Expanding on the theme of love in America today, Booker spoke of the “civic gospel” that all Americans share. He talked about common refrains, such as “liberty and justice for all” that we find in our shared documents and songs. These are universal beliefs, values and ideals that we all hold to be dear to us as a people and a nation.
How Technology Can Create Meaningful Connections
How does technology fit into all of this? It can be powerful at making connections – as long as it’s used wisely.
Booker lamented that through technology like social media networks and chat apps, we can create virtual bubbles around our individual lives in which we no longer see people who are different from us. This compounds our confirmation bias, and as he put it, “Not seeing each other creates a very dangerous reality.”
Think of your own Facebook or Twitter feeds, and how the stories you’re shown usually fit within your own worldview. This is the result of algorithms working to identify what kind of content you like and engage with, and showing you more of it – while showing you less and less of the things that you wouldn’t find agreeable. I’ve experienced this in my own life

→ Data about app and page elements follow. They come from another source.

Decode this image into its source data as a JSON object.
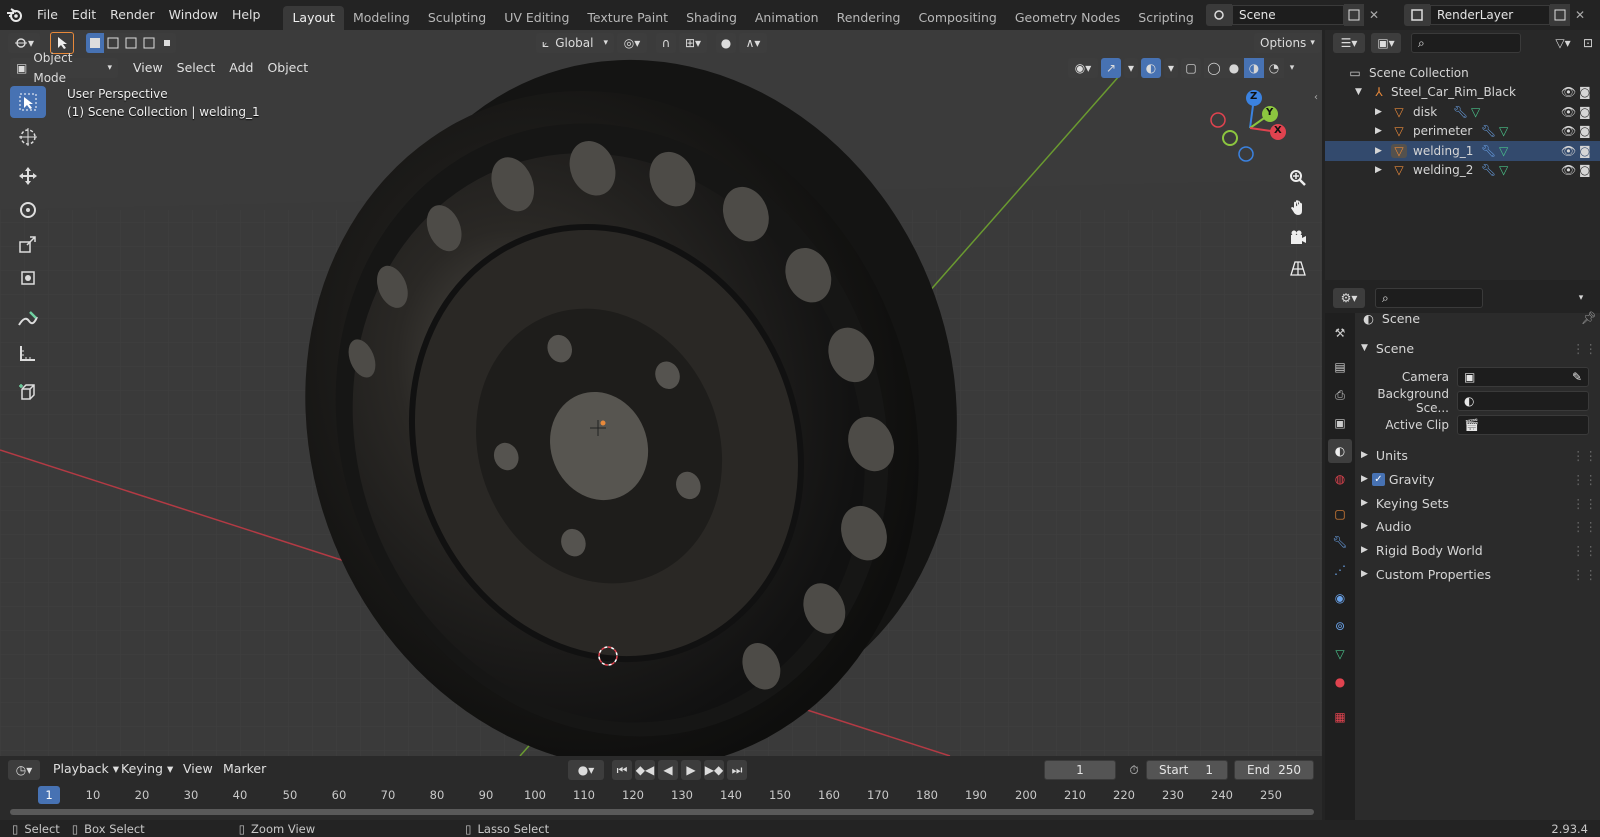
{
  "top_menu": {
    "items": [
      "File",
      "Edit",
      "Render",
      "Window",
      "Help"
    ]
  },
  "workspaces": {
    "tabs": [
      "Layout",
      "Modeling",
      "Sculpting",
      "UV Editing",
      "Texture Paint",
      "Shading",
      "Animation",
      "Rendering",
      "Compositing",
      "Geometry Nodes",
      "Scripting"
    ],
    "active": "Layout"
  },
  "scene_selector": {
    "value": "Scene"
  },
  "view_layer": {
    "value": "RenderLayer"
  },
  "viewport": {
    "mode": "Object Mode",
    "menus": [
      "View",
      "Select",
      "Add",
      "Object"
    ],
    "transform_orientation": "Global",
    "options_label": "Options",
    "overlay_title": "User Perspective",
    "overlay_subtitle": "(1) Scene Collection | welding_1",
    "gizmo_axes": {
      "z": "Z",
      "y": "Y",
      "x": "X"
    }
  },
  "outliner": {
    "root": "Scene Collection",
    "collection": "Steel_Car_Rim_Black",
    "objects": [
      "disk",
      "perimeter",
      "welding_1",
      "welding_2"
    ],
    "selected": "welding_1"
  },
  "properties": {
    "context": "Scene",
    "section": "Scene",
    "fields": [
      {
        "label": "Camera",
        "value": ""
      },
      {
        "label": "Background Sce...",
        "value": ""
      },
      {
        "label": "Active Clip",
        "value": ""
      }
    ],
    "panels": [
      "Units",
      "Gravity",
      "Keying Sets",
      "Audio",
      "Rigid Body World",
      "Custom Properties"
    ],
    "gravity_checked": true
  },
  "timeline": {
    "menus": [
      "Playback",
      "Keying",
      "View",
      "Marker"
    ],
    "current_frame": "1",
    "start_label": "Start",
    "start": "1",
    "end_label": "End",
    "end": "250",
    "ruler": [
      "1",
      "10",
      "20",
      "30",
      "40",
      "50",
      "60",
      "70",
      "80",
      "90",
      "100",
      "110",
      "120",
      "130",
      "140",
      "150",
      "160",
      "170",
      "180",
      "190",
      "200",
      "210",
      "220",
      "230",
      "240",
      "250"
    ]
  },
  "statusbar": {
    "items": [
      "Select",
      "Box Select",
      "Zoom View",
      "Lasso Select"
    ],
    "version": "2.93.4"
  },
  "colors": {
    "accent": "#4772b3",
    "x_axis": "#e0434f",
    "y_axis": "#8cc63f",
    "z_axis": "#3b82e0",
    "object_orange": "#e8893a",
    "mesh_green": "#4ac18a"
  }
}
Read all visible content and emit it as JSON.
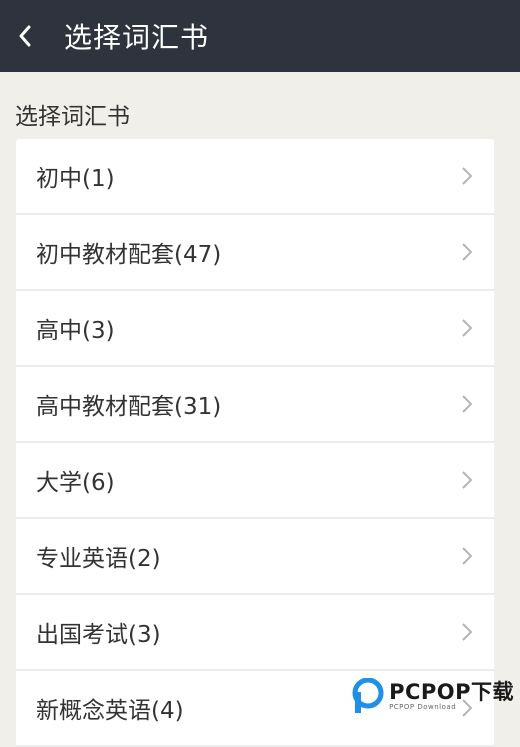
{
  "header": {
    "title": "选择词汇书"
  },
  "section": {
    "label": "选择词汇书"
  },
  "items": [
    {
      "label": "初中(1)"
    },
    {
      "label": "初中教材配套(47)"
    },
    {
      "label": "高中(3)"
    },
    {
      "label": "高中教材配套(31)"
    },
    {
      "label": "大学(6)"
    },
    {
      "label": "专业英语(2)"
    },
    {
      "label": "出国考试(3)"
    },
    {
      "label": "新概念英语(4)"
    }
  ],
  "watermark": {
    "main": "PCPOP下载",
    "sub": "PCPOP Download"
  },
  "colors": {
    "header_bg": "#2f333d",
    "page_bg": "#f1efea",
    "logo_blue": "#1e90e8"
  }
}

My Facebook feed is fairly diverse because I have friends with different beliefs, particularly when it comes to politics. Like others with friends from different backgrounds and living in different parts of the country (or the world), the content I engage with can be highly varied. In that sense, technology is an incredible tool to connect us with those who we don’t agree with.
Following Booker’s thinking, if we self-segregate based on political beliefs, and this conscious or subconscious grouping is echoed in geographical patterns, it can be hard to find people who disagree with you politically within a realistic physical range.
How can we get closer to people who have different worldviews, so we can learn from each other and embrace with love, instead of crossing the street in tolerance? The answer is technology.
Technology makes distance obsolete. It enables you to get a better understanding of what someone in Oklahoma is thinking about, even if you work at a San Francisco creative agency. So, is there a way for us to leverage technology to increase our understanding of one another? Is there a way for us to create digital pen pals to help combat the polarization of beliefs? Cory Booker’s keynote speech gave SXSW attendees lots to think about before we scurried off to our sessions.
By Lana Olmer, Account Executive